• _What you are asked to do_
For each line below that contains the string "Alina", copy that line.

Data for review below:

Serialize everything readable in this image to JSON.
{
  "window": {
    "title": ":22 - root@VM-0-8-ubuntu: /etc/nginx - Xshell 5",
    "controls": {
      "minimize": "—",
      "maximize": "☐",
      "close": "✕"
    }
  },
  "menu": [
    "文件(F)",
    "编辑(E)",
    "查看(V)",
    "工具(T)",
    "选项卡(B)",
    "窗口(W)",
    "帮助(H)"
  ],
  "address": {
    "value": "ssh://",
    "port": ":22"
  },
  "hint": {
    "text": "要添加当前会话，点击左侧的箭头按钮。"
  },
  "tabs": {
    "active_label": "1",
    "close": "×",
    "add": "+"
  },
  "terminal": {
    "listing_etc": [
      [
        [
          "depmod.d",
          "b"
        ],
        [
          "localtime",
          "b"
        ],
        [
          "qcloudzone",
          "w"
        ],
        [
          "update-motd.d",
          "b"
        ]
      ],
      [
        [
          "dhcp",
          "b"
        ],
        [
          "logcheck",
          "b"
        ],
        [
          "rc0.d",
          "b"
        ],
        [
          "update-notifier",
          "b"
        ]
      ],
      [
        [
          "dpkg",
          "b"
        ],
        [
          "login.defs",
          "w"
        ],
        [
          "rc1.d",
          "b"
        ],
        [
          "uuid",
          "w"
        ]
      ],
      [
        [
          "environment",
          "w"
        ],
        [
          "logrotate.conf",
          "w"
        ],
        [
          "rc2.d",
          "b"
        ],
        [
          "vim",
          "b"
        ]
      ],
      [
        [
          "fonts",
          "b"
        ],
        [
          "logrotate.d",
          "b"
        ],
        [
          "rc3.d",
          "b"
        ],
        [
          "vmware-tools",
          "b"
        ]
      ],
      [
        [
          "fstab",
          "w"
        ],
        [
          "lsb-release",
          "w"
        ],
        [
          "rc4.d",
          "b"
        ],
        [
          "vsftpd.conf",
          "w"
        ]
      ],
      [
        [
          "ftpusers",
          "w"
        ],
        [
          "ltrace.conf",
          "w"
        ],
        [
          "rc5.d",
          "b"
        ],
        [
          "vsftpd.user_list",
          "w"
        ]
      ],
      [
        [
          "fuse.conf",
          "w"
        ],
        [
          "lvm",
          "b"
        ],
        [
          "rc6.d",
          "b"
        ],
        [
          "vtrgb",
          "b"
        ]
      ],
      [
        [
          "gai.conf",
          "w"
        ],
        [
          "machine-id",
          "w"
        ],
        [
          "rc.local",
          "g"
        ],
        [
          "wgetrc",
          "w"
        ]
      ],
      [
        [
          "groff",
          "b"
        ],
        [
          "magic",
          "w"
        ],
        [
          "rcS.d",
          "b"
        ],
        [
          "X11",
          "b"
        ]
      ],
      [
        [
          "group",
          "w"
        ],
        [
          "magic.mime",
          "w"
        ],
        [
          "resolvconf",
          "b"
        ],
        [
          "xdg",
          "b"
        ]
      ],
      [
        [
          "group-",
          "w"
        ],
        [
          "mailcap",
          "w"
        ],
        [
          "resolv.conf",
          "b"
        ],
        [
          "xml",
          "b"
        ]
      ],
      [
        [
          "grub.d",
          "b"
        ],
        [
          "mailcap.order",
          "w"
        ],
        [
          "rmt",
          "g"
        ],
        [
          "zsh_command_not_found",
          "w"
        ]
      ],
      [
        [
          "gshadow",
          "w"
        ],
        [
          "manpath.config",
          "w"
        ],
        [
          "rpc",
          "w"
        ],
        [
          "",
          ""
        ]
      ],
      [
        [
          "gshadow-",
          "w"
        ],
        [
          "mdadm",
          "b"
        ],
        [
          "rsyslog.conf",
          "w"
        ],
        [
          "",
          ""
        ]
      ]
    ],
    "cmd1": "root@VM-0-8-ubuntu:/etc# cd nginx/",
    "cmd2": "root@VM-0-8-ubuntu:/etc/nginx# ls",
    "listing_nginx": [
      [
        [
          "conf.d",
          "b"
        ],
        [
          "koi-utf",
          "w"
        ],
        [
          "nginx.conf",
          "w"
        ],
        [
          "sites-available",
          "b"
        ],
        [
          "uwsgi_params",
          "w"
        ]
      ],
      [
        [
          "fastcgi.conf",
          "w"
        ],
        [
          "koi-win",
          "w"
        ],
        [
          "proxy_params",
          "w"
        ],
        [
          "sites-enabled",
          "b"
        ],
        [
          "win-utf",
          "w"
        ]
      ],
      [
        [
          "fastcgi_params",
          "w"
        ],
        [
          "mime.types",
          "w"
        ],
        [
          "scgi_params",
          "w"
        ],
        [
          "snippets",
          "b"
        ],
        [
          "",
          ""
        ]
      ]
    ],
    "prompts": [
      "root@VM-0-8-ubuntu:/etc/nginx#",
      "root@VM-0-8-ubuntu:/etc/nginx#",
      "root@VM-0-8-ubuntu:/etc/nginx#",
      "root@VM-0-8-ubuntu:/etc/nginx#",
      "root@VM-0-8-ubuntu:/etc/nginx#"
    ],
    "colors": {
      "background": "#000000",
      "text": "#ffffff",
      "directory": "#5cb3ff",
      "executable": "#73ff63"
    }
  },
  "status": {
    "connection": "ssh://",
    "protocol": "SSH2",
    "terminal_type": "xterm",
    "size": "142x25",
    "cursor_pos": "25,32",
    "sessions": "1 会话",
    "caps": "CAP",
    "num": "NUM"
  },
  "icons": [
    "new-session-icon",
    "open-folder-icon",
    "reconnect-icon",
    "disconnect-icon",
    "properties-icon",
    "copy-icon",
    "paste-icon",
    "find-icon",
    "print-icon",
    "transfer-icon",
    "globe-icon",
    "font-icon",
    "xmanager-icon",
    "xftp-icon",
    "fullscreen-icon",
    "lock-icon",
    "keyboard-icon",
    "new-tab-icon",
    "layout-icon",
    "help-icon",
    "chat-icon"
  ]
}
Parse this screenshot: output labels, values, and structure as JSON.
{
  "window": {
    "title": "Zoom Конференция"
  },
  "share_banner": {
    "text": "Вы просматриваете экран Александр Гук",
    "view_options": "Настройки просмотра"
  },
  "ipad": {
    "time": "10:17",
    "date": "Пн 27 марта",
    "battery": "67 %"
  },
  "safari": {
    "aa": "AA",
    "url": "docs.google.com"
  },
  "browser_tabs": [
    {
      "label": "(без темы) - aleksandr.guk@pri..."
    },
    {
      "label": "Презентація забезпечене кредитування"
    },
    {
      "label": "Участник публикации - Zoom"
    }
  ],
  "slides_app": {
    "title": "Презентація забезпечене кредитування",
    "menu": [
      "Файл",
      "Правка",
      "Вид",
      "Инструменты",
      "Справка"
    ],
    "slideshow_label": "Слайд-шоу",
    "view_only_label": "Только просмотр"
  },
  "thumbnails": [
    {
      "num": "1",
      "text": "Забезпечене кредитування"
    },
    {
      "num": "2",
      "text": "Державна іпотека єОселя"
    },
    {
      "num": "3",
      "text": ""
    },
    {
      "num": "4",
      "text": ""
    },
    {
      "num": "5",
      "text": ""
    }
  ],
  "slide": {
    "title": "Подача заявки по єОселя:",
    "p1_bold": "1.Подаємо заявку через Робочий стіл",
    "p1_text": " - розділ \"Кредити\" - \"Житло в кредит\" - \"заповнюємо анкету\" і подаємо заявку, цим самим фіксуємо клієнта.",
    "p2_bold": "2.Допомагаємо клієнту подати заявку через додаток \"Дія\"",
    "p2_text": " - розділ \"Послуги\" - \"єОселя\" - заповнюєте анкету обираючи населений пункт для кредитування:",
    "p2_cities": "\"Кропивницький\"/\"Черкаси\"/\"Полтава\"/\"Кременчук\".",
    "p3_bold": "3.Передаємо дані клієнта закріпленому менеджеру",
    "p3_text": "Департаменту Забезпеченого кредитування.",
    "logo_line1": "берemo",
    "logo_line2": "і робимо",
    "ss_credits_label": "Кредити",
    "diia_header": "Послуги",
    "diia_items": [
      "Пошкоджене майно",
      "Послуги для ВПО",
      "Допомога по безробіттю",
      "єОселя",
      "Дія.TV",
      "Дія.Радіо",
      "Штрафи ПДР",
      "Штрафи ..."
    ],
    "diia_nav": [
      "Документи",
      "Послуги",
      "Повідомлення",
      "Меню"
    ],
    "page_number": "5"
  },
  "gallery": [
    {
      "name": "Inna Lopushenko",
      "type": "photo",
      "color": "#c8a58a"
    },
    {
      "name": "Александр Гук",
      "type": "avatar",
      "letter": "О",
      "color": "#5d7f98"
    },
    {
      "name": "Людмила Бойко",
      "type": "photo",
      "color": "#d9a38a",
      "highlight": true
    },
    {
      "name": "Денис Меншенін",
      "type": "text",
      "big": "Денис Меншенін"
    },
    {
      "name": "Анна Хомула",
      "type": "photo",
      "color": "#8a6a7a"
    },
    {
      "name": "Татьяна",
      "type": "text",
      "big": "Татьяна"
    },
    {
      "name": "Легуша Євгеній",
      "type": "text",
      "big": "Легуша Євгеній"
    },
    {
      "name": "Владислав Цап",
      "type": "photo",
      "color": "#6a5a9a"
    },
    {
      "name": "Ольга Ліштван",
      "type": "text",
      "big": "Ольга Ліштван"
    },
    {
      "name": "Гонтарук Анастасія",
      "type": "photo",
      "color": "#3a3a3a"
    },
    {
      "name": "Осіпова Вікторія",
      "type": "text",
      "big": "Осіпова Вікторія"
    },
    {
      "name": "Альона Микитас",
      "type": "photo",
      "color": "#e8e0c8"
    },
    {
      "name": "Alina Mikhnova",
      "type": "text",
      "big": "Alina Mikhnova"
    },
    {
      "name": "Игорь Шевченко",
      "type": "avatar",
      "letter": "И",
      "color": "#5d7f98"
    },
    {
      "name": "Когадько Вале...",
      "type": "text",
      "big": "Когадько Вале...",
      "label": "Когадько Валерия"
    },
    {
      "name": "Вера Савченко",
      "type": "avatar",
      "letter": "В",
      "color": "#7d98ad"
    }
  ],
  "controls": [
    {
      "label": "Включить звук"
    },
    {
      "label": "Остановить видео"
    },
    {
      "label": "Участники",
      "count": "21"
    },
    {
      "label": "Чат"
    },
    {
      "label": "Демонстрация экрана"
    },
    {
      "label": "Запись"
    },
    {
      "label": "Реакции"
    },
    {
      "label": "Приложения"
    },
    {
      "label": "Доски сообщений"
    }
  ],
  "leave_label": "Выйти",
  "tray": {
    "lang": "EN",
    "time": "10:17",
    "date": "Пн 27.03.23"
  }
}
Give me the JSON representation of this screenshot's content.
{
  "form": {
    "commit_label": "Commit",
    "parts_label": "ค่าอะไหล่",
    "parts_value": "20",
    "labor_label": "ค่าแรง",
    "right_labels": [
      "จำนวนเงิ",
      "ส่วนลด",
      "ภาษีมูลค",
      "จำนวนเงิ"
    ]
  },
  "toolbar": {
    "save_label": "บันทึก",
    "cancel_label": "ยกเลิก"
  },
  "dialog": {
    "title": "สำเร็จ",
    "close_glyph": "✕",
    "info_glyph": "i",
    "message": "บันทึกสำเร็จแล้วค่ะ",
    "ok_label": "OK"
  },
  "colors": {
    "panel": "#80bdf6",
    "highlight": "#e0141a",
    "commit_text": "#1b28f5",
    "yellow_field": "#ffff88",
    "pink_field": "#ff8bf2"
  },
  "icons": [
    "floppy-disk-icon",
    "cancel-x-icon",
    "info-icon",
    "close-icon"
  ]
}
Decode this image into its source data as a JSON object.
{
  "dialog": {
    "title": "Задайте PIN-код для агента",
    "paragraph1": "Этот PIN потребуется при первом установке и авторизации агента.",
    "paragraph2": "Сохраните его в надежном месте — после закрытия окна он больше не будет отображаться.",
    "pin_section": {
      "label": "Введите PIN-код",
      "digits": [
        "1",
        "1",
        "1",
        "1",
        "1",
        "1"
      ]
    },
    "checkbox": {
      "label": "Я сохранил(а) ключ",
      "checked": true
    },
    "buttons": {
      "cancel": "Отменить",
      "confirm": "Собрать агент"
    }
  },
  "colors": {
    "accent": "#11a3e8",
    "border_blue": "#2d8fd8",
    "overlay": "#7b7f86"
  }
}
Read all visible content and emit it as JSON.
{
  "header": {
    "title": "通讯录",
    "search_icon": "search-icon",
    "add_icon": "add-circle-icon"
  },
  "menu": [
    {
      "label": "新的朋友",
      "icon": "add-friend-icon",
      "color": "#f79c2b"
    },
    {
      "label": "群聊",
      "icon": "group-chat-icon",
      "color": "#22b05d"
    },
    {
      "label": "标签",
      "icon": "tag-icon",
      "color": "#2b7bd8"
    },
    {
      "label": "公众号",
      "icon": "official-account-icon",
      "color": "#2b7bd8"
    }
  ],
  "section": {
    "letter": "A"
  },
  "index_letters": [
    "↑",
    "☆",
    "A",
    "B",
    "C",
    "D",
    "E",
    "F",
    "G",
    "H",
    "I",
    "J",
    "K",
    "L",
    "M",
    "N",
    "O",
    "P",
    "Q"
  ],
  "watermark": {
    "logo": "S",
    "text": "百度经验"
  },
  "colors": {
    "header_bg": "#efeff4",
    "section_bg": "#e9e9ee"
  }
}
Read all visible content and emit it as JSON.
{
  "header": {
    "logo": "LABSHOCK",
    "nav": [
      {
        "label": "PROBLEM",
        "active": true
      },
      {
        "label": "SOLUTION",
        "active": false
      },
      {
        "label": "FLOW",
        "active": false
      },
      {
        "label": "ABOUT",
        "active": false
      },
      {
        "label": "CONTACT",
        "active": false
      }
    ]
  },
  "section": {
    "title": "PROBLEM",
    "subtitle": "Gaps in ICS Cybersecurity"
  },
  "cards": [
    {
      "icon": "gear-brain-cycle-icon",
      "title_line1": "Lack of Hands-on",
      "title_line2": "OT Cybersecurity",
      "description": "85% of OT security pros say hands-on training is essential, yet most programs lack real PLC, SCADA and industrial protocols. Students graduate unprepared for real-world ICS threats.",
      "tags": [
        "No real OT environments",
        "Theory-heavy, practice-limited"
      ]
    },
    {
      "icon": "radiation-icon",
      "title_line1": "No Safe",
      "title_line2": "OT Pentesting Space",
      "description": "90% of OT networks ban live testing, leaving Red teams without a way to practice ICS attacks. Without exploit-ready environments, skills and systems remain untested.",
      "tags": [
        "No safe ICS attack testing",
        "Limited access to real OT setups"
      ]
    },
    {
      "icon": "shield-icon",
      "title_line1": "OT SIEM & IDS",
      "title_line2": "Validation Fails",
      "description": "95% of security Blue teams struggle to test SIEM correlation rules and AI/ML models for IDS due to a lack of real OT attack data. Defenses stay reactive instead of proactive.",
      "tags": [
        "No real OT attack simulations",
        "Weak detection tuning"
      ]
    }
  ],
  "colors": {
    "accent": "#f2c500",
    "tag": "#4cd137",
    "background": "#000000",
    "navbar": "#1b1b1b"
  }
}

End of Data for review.

• _Response to the exercise_
      "name": "Alina Mikhnova",
      "big": "Alina Mikhnova"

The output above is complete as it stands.